[Task brief]: Report each line of the listing that carries the word "Delivery".

[Listed entries]:
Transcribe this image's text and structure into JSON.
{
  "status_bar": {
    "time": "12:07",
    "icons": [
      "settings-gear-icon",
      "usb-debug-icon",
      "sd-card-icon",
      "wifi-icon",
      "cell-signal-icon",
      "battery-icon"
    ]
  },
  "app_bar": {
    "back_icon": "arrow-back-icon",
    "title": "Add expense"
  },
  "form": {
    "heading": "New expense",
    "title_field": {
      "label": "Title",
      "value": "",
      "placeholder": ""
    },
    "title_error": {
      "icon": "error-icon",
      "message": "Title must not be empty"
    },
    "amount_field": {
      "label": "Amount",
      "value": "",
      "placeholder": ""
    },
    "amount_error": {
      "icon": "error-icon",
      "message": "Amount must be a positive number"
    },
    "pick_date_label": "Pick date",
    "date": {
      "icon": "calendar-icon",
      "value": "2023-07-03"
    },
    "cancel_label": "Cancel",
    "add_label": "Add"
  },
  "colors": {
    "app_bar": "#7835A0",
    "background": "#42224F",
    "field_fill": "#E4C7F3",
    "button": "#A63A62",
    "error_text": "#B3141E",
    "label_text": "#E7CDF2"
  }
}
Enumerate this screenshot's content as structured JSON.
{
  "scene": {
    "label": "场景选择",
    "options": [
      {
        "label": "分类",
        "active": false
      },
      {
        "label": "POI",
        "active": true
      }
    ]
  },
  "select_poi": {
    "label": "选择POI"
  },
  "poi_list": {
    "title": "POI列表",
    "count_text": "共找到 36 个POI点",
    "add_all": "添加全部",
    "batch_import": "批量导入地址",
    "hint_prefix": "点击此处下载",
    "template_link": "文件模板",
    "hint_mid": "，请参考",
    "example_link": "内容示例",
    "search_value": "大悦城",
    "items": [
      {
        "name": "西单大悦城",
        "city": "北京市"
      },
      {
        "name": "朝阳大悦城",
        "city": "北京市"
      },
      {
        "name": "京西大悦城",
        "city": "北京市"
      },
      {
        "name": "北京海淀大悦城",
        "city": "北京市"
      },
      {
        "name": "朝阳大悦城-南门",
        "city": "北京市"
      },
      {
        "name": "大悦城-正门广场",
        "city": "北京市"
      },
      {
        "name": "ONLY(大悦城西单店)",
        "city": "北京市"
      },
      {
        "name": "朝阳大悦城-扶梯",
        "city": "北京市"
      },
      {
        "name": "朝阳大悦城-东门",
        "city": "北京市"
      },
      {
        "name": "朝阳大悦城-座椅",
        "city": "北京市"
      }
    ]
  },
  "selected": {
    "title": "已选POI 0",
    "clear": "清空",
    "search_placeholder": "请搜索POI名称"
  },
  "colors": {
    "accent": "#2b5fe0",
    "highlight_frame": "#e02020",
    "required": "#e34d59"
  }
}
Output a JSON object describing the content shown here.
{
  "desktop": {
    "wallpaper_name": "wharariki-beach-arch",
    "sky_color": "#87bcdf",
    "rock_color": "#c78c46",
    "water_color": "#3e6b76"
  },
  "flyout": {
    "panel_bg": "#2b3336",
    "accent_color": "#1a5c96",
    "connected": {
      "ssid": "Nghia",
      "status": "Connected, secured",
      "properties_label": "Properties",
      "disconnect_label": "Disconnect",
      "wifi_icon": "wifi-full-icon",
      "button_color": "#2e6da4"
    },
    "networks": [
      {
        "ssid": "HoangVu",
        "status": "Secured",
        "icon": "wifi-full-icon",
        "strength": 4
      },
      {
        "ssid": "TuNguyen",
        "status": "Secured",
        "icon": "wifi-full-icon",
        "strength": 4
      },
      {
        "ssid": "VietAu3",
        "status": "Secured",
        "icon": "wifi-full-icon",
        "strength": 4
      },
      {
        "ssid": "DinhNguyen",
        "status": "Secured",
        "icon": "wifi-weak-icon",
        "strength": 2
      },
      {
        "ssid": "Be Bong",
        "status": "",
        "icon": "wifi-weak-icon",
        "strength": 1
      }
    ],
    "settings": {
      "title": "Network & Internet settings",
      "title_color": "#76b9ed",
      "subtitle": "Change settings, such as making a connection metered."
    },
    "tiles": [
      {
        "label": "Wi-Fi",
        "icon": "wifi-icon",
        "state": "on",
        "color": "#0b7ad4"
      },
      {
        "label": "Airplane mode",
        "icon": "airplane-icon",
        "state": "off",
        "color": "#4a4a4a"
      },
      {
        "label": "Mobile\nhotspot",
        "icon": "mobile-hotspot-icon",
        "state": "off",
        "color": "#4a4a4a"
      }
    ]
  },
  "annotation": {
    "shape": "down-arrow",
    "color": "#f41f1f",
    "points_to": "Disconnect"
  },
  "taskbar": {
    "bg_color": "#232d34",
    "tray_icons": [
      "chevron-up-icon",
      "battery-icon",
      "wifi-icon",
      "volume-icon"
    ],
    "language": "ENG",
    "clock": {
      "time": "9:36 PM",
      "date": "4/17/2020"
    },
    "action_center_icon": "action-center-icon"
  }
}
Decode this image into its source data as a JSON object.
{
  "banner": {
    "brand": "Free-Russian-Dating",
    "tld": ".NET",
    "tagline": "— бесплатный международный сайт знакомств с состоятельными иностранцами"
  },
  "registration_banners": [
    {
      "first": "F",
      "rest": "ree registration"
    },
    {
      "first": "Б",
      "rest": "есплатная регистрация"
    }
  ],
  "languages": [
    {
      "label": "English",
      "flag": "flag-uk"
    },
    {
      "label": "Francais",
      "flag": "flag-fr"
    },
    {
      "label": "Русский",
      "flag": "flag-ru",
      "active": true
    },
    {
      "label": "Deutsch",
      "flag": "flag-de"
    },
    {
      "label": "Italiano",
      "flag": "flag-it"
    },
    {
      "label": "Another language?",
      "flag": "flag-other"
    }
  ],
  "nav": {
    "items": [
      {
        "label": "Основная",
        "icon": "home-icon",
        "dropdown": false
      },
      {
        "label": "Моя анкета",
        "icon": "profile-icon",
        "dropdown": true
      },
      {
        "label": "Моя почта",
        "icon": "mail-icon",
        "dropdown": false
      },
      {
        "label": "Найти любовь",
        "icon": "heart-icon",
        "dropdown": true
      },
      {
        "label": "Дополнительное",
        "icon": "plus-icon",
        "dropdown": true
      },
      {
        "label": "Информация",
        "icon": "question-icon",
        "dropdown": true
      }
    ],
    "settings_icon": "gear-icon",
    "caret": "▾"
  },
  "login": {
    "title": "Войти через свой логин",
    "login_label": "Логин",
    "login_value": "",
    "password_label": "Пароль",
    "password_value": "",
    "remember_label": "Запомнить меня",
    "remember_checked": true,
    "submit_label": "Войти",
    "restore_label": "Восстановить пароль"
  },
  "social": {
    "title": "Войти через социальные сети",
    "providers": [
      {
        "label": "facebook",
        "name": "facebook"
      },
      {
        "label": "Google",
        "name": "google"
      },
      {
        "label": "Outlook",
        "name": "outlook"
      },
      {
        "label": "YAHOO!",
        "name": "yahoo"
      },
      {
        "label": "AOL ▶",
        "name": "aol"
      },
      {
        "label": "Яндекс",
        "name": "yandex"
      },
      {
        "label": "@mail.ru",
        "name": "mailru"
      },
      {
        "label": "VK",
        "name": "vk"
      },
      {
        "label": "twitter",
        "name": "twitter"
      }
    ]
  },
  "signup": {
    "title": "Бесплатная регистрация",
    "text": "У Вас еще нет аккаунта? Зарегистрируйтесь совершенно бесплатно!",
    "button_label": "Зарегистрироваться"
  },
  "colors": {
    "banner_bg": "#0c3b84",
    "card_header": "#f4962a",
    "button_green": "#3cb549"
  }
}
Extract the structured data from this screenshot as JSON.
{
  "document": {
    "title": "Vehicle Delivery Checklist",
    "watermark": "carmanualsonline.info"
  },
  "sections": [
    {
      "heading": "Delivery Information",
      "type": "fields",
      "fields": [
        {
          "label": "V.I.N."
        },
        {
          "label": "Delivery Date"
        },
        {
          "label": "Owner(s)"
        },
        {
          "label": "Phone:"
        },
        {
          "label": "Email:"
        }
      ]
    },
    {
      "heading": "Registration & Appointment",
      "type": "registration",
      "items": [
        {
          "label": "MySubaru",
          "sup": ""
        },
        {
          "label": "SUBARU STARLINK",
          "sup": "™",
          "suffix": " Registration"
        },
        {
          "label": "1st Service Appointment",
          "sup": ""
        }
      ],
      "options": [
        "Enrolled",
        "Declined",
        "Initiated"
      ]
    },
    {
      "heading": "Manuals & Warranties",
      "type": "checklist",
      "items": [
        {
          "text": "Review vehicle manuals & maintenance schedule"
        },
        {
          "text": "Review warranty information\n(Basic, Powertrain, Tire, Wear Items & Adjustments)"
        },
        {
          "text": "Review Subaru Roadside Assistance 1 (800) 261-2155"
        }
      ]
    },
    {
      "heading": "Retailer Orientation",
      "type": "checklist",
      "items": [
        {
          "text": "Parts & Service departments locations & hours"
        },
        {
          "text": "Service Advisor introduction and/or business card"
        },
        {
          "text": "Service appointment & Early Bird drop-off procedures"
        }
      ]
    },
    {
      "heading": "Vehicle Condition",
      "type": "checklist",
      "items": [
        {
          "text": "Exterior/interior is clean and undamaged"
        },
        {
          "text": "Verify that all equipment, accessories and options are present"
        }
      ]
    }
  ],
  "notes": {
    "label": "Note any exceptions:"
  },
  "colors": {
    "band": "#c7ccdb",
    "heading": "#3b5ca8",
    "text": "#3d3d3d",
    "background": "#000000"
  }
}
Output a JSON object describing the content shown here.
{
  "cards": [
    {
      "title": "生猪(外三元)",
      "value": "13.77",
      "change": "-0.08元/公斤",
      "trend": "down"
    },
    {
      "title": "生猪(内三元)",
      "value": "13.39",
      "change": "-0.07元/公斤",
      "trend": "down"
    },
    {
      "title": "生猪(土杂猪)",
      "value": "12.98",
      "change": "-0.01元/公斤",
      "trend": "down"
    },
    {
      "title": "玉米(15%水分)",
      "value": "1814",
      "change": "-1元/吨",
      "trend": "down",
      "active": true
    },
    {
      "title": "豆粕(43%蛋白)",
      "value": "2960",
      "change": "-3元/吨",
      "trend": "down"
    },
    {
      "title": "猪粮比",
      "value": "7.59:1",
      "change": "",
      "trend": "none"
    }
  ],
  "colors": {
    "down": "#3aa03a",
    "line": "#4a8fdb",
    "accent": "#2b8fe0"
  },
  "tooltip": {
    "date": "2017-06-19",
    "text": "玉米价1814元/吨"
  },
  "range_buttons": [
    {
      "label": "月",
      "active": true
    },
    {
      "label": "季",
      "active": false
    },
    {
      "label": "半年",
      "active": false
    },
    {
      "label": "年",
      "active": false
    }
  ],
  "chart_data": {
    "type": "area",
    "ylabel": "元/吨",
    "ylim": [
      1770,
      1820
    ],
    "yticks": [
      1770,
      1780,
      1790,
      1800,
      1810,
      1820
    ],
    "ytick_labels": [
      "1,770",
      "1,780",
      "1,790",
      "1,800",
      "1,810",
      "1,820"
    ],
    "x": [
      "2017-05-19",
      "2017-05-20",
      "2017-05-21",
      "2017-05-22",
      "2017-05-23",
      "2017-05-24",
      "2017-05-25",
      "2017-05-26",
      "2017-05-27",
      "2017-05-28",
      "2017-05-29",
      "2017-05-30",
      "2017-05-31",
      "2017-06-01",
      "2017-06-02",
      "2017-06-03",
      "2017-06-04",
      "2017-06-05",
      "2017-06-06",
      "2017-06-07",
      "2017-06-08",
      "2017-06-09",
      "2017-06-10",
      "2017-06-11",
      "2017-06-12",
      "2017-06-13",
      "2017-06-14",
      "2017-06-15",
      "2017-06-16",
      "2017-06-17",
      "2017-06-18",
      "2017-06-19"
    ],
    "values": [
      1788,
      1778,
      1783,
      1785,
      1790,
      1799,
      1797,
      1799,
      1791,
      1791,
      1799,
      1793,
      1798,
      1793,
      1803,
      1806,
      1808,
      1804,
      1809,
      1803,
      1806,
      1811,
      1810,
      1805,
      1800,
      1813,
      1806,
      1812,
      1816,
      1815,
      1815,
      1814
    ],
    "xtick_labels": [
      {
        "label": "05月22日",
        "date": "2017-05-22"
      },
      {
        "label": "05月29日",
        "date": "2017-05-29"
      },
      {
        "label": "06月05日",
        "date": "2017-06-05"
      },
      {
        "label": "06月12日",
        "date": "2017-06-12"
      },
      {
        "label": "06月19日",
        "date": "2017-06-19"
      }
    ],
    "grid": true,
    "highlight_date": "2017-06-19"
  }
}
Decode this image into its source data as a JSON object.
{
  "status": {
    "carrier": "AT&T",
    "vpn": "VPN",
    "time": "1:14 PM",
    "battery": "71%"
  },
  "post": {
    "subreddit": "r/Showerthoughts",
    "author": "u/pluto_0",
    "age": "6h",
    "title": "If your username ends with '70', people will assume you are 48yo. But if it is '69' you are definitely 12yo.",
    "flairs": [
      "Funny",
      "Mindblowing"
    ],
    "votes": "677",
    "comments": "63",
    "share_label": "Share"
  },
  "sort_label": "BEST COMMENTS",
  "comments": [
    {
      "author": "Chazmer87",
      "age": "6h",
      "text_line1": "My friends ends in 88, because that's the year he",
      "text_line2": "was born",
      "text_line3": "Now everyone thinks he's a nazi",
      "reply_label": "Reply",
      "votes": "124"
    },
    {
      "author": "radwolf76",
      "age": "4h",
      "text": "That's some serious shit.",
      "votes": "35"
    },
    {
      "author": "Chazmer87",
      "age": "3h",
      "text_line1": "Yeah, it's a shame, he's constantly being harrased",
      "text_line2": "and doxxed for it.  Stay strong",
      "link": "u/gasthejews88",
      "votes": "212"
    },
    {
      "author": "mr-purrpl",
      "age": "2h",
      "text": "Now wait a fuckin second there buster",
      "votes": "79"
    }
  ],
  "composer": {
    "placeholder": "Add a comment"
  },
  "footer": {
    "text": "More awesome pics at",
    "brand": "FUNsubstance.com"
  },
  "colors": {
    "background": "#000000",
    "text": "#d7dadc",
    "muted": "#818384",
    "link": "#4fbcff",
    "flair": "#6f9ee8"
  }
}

[Solution for this exercise]:
    "title": "Vehicle Delivery Checklist",
      "heading": "Delivery Information",
          "label": "Delivery Date"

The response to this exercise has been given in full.